As frontman of quasi-legendary "alt-country" band Whiskeytown, Ryan Adams found excitable listeners likening him to Gram Parsons or even Bob Dylan. Comparisons like these have killed many artists stone dead, but Adams's solo album, Heartbreaker, released last autumn, was strong and varied enough to enhance his burgeoning mystique still further.
Adams is treating this solo tour like a performing laboratory and songwriter's workshop, trying out the new songs that seem to teem through his brain, and lobbing in highlights from his back catalogue as helpful signposts. In between, he sustains a rambling montage of jokes, asides and anecdotes.
As he wandered off on sarcastic monologues about Britney Spears, Radiohead and Smashing Pumpkins, and essayed a prolonged sketch in which his uncontrollable mop of hair became a character in its own right and threatened to steal the show, you could begin to believe that Adams was preparing for a career in stand-up in case the songwriting should run dry.
There's no danger of that yet, though, as he seems to be experiencing that hair-trigger creative condition where any fleeting thought or passing observation instantly prompts another song. Slow songs, quick songs, sad songs, songs on guitar or piano -there were so many that Adams couldn't decide what to play next, taking long pauses to leaf through his notebook while absent-mindedly smoking three cigarettes at once.
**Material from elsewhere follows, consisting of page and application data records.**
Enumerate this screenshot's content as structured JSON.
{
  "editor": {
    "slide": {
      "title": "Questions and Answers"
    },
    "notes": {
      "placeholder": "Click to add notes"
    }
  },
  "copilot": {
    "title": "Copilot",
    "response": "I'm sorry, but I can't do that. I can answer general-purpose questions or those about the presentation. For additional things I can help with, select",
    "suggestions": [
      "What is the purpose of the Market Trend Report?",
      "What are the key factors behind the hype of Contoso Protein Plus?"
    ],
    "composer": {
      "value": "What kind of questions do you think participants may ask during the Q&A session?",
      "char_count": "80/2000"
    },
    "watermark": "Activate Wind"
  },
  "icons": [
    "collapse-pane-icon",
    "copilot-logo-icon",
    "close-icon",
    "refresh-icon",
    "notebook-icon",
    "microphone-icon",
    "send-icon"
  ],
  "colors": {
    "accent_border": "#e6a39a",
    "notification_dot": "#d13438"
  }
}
Yet when he stops clowning around and starts to sing, the shambolic facade instantly vanishes. A rapt silence descended on the house when he sang Oh My Sweet Carolina, while My Winding Wheel derived its impact from its folksy simplicity. Duets with Corina Round on The Idiot Dance and the Neil Young-ish Come Pick Me Up were spellbinding, even if somebody is bound to accuse him of emulating Gram Parsons and Emmylou Harris. Although not Bryan Adams, fortunately.
• Ryan Adams plays the Y Theatre, Leicester (0116-255 6507), tomorrow and the Hop and Grape, Manchester (0161-832 1111) on Saturday.